Lessons from sports important regardless of future plans

Lessons from sports important regardless of future plans

Eli Hartman-Seeskin, Sports Columnist

High school is perhaps the most unique period in an athlete’s career. It is when sports become a commitment rather than a hobby, when the hard working are separated from the complacent. High school is a period of development for athletes, when the most important lessons learned are not from play books or gameplans, but from the lessons carried into everyday life.

Prior to freshman year, the majority of sports are played purely for fun. The spectators are mostly parents, emphasis is placed primarily on fundamentals, and often everyone who wants to play gets to play. But as high school begins, the stakes become higher. Even on no-cut teams, players are separated and evaluated by skill level. Teams play to win, not to give everyone a chance. Suddenly, players as young as 14 are idolized by their peers after victories and critiqued by professional reporters in the local newspapers.

The pressure this transition places on developing athletes is enormous — especially considering that ultimately, the stakes in high school sports are relatively low. Coaches are far less likely to be fired for poor performance than they are at the college and professional levels, and the IHSA is far from the multi- billion dollar industries of the NCAA, NBA or NFL.

Being able to work through adversity, channel ridicule into motivation and execute despite the possibility of failure are skills which are applicable to essentially any college or career path.

Regardless of what we learn from high school sports, there is a bigger question — why do we care about high school sports? Is it just the strength of our school spirit which drives athletes to practice late into the afternoons every day? Is Wildkit Pride what motivates students to come out on a Friday night in the rain to watch a football game? Do we really just hate New Trier that much?

High school sports give us something we cannot get anywhere else. Of course cheering for our classmates strengthens our community, and basketball games are fun time, but it is deeper than that. The thing that drives students to tryout for teams when they know they have no shot of continuing to play in college is the same thing that makes fans come to games, and it’s the same thing that makes me create myself in Madden every year. It gives us a taste of the “real thing.”

This realization makes it easy to become jaded. Once one realizes their fandom or their participation in sports is an ill substitute for the real thing, it is far too easy to forget the meaningful experiences and lessons we can take from high school sports.

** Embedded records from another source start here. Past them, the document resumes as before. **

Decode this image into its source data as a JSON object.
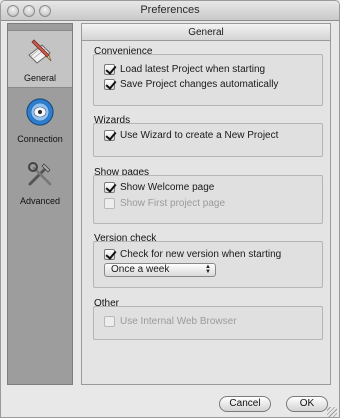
{
  "window": {
    "title": "Preferences"
  },
  "sidebar": {
    "items": [
      {
        "label": "General",
        "icon": "pencil-ruler-icon",
        "active": true
      },
      {
        "label": "Connection",
        "icon": "globe-network-icon",
        "active": false
      },
      {
        "label": "Advanced",
        "icon": "tools-icon",
        "active": false
      }
    ]
  },
  "panel": {
    "header": "General",
    "groups": [
      {
        "title": "Convenience",
        "items": [
          {
            "label": "Load latest Project when starting",
            "checked": true,
            "enabled": true
          },
          {
            "label": "Save Project changes automatically",
            "checked": true,
            "enabled": true
          }
        ]
      },
      {
        "title": "Wizards",
        "items": [
          {
            "label": "Use Wizard to create a New Project",
            "checked": true,
            "enabled": true
          }
        ]
      },
      {
        "title": "Show pages",
        "items": [
          {
            "label": "Show Welcome page",
            "checked": true,
            "enabled": true
          },
          {
            "label": "Show First project page",
            "checked": false,
            "enabled": false
          }
        ]
      },
      {
        "title": "Version check",
        "items": [
          {
            "label": "Check for new version when starting",
            "checked": true,
            "enabled": true
          }
        ],
        "frequency": {
          "selected": "Once a week"
        }
      },
      {
        "title": "Other",
        "items": [
          {
            "label": "Use Internal Web Browser",
            "checked": false,
            "enabled": false
          }
        ]
      }
    ]
  },
  "buttons": {
    "cancel": "Cancel",
    "ok": "OK"
  }
}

When I was little, I wanted to play in the NFL more than anything. I still want to play in the NFL more than anything. Considering I only played one year of organized football, in which I never saw the field and suffered several concussions, I know that my dream is likely unobtainable. Still, the rush and adrenaline that comes with making a tackle in practice or running out on the field before a game gave me a joy I have since been unable to replicate. I am grateful for that experience, along with all the other experiences that high school sports has brought me.

Regardless of if your experience with high school athletics was from the stands, on the sideline, or staring in competition, the experiences and lessons from high school sports are unique and invaluable.